Problem:
From the entries below, copy out all lines holding "avatar".
** Opening Excerpted records block **
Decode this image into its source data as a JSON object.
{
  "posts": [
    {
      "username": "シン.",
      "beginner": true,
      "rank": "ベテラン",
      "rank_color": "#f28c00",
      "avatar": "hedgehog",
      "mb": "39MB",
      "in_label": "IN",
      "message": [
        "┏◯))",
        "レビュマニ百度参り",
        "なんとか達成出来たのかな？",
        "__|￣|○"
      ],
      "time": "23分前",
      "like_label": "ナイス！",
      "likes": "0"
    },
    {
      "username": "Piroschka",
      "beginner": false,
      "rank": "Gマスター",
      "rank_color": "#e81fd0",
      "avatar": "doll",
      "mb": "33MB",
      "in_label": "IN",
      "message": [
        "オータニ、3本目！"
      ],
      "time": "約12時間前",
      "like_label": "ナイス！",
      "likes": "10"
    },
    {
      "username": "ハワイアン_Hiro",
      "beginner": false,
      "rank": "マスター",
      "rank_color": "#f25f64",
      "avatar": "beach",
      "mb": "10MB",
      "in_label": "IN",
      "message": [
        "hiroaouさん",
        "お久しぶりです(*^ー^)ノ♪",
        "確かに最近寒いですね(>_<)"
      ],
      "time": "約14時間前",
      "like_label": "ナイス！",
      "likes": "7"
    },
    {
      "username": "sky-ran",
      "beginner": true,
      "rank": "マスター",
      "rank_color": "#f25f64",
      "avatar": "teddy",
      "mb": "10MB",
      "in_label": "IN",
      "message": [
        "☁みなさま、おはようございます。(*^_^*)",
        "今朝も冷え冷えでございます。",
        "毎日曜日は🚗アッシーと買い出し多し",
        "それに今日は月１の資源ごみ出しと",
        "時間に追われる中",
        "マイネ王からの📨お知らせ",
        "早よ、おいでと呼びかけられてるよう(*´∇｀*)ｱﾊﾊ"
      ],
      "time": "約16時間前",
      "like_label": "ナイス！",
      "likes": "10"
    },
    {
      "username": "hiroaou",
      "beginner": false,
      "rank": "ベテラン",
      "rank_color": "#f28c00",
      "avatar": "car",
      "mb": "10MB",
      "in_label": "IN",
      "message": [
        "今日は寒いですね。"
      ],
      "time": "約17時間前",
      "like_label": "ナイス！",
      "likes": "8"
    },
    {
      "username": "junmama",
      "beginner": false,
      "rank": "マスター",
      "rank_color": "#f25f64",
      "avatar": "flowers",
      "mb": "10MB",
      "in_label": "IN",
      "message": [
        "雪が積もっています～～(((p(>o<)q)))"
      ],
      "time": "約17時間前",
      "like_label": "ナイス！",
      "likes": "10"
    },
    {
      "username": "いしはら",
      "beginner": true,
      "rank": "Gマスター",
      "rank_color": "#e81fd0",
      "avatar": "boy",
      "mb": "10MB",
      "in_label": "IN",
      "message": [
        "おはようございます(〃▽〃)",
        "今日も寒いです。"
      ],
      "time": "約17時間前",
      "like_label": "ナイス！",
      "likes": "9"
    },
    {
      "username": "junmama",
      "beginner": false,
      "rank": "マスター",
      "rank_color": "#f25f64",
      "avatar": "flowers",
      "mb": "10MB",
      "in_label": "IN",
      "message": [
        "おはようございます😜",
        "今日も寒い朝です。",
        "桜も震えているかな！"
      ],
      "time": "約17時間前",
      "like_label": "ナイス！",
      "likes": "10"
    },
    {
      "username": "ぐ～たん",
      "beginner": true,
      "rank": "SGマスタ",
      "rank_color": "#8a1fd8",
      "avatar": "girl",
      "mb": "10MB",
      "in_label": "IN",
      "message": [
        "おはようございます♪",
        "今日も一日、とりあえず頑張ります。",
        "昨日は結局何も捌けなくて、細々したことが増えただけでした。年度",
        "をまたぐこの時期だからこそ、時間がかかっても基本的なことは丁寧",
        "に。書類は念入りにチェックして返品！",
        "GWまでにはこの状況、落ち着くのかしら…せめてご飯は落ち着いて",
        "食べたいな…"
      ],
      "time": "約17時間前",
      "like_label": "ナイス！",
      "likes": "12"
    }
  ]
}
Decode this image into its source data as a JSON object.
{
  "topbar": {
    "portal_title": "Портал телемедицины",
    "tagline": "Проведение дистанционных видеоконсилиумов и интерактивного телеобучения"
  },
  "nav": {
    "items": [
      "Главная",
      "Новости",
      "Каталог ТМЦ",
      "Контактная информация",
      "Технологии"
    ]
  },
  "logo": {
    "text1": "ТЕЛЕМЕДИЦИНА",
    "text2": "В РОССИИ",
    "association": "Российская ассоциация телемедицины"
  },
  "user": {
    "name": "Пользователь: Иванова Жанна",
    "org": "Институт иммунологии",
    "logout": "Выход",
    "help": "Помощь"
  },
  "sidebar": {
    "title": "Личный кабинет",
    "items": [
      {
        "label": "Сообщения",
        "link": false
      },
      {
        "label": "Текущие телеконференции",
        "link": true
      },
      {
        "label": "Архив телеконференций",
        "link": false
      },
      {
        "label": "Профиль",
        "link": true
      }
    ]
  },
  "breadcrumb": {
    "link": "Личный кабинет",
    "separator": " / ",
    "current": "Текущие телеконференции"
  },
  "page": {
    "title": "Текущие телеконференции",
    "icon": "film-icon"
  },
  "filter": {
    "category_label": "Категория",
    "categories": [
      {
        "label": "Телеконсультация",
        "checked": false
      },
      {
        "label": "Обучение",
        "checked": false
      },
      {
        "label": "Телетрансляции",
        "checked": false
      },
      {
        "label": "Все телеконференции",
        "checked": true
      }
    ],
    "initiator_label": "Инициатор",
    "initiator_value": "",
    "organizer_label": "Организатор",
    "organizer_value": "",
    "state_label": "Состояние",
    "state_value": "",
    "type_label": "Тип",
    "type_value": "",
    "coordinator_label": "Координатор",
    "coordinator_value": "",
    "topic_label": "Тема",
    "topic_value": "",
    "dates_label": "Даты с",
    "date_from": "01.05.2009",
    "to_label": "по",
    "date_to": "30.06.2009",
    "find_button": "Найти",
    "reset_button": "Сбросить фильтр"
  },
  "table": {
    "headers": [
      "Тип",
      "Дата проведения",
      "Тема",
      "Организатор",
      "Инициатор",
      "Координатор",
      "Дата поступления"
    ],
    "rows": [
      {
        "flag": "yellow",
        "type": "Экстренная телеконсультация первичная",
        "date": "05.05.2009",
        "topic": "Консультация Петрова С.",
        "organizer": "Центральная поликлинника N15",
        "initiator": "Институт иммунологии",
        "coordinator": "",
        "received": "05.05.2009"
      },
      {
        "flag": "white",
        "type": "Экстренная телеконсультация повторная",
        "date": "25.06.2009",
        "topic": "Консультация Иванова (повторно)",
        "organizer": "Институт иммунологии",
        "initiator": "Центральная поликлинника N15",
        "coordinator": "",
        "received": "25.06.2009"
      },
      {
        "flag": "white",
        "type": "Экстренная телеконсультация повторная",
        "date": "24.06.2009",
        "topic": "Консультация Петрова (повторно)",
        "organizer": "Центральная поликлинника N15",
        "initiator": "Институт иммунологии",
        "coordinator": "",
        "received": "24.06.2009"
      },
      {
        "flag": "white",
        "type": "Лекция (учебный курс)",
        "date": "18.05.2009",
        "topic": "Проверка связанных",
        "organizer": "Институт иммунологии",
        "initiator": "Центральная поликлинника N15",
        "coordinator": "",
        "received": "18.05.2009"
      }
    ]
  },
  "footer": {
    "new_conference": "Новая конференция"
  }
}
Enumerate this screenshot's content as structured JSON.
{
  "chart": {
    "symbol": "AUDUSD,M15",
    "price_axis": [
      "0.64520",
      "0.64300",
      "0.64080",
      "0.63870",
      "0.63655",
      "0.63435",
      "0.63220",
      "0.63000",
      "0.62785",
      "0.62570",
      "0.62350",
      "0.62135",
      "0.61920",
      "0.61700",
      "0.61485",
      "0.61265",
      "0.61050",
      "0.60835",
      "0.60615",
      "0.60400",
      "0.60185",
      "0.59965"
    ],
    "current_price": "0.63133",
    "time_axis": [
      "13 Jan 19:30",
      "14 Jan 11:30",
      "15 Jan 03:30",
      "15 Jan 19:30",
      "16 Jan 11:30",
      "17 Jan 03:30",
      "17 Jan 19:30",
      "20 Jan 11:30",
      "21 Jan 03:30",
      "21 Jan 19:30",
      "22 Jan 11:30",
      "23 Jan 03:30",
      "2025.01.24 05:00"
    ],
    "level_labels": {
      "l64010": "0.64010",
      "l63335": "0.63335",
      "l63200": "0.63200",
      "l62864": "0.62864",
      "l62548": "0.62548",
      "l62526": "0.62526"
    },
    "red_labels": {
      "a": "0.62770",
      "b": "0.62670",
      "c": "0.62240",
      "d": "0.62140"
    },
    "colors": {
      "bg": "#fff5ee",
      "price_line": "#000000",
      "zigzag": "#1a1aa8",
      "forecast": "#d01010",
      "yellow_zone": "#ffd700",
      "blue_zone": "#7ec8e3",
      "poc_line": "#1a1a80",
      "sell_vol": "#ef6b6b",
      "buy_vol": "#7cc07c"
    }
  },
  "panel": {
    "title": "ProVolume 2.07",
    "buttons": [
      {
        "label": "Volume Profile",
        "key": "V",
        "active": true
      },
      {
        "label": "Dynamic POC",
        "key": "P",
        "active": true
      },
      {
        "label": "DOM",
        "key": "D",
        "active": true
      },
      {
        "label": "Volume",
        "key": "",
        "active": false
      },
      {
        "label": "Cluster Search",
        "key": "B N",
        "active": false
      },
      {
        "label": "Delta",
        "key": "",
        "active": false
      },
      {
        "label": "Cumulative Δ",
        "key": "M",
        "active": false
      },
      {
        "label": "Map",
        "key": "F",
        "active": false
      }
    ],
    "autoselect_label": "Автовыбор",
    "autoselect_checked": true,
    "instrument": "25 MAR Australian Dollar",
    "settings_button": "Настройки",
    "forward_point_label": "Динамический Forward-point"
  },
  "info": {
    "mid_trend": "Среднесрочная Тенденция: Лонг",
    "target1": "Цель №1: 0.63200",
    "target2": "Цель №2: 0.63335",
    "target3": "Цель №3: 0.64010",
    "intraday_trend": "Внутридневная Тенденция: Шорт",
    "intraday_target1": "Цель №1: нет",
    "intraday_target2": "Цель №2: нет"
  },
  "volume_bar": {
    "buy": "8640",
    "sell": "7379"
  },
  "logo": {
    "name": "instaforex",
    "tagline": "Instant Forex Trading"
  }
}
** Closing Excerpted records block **
Completed exercise:
      "avatar": "hedgehog",
      "avatar": "doll",
      "avatar": "beach",
      "avatar": "teddy",
      "avatar": "car",
      "avatar": "flowers",
      "avatar": "boy",
      "avatar": "flowers",
      "avatar": "girl",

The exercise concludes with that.